A degree is necessary to work as a game warden. All law enforcement professionals need certain abilities that higher education provides them, like critical thinking, effective communication, servant leadership, and a strong sense of professional ethics.
This vocation doesn’t require a specific degree; nonetheless, there are several degrees that are especially well-suited for aspirant game wardens. Students can master these abilities in many different degree programs. A bachelor’s in justice studies is one of these degrees. Students will study the principles of law, public policy, threat assessment, and criminal procedure in addition to understanding intangibles like professional responsibility.
It would be a good idea to attend lessons in other disciplines as well, even though a justice studies degree will normally satisfy schooling requirements to become a game warden. A minor in biology can be helpful for you since these specialists deal with wildlife. The fundamentals of botany, wildlife biology, and conservation management can be useful to a game warden.
Where Do Game Wardens Work?
Government organizations hire game wardens to enforce municipal, state, and federal laws, but the majority of them work for state governments. However, federal game wardens, who work for the U.S. Fish and Wildlife Service, are regarded as special agents.
Despite the fact that these experts can be found in all states, the following states have the most game wardens:
- New York
The majority of the time spent in an office by game wardens is spent organizing their papers and filing reports. They frequently spend time in courtrooms giving testimony in support of poachers’ convictions.
However, you may typically locate game wardens patrolling the area that they have been assigned to. The majority of their time is spent outside, where they study lakes, woods, mountains, coastal regions, and other natural environments.
Game Warden Licensing and Certification
Each jurisdiction has its own set of unique licensure and certification criteria for game wardens. To further their jobs, some game wardens decide to obtain certificates in particular fields. The most typical prerequisites are covered in the list below:
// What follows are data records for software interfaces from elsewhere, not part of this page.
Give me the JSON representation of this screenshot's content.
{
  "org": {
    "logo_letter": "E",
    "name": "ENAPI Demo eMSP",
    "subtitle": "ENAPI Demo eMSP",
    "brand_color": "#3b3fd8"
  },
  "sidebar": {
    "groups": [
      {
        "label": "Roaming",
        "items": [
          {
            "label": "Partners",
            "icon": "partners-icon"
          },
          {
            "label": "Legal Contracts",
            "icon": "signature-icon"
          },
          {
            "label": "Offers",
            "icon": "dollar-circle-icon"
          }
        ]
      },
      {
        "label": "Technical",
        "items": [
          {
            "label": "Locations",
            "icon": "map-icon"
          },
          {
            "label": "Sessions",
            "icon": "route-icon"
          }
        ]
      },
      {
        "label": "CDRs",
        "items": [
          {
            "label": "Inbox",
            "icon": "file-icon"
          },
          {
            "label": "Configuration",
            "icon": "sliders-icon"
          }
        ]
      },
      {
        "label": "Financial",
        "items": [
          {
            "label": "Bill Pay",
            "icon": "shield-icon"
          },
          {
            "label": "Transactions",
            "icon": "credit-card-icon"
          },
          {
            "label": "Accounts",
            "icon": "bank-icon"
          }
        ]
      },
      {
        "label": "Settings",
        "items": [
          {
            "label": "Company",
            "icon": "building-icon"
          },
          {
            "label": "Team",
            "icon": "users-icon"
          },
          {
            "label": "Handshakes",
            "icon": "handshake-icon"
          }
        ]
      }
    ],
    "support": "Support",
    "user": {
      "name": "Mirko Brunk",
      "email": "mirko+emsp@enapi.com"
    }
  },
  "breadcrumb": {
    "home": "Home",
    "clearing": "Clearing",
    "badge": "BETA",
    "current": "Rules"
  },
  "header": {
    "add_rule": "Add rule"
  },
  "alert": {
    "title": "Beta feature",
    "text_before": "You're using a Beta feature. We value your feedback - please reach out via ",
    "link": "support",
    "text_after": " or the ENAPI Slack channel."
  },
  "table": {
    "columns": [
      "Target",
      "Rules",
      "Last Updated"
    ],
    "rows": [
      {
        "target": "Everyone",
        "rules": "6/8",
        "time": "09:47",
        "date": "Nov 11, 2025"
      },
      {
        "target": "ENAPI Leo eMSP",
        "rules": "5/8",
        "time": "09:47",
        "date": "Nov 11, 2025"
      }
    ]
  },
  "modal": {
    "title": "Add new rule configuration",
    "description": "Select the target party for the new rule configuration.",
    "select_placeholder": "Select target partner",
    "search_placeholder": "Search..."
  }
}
- State Certification: Game wardens may need to obtain state certificates in some states. This state-specific certification demonstrates that holders are familiar with the wildlife and fishery laws that apply in the state where they work. Candidates for game warden positions can look up specific state websites for more details.
- Topic-Specific Certification: State and federal organizations typically do not demand certificates in a particular topic. However, a game warden’s career may advance with such accreditation. In addition to other areas, game wardens can specialize in cadet training, search and rescue, and public education.
- Firearms License: Game wardens are obliged to complete firearms safety training as part of their necessary training. Before completing training, prospective game wardens must demonstrate their proficiency with firearms.
Frequently Asked Questions
What academic background is ideal for a wildlife warden?
A criminal justice core degree or one of the following majors is often required for the majority of state and federal game warden positions: Conservation of wildlife and/or natural resources. Animal Ecology. Biology, especially that which relates to wildlife.
Where is the ideal location for a game warden to work?
The states with the highest paying game warden positions, according to the BLS, are California, New Jersey, and Illinois. The states with the most game warden jobs are Florida, Texas, and New York.
What is the Texas state required age for game wardens?
Before being admitted to the Game Warden Training Academy, the applicant must have turned 21 years old. The age cap for work is undefined.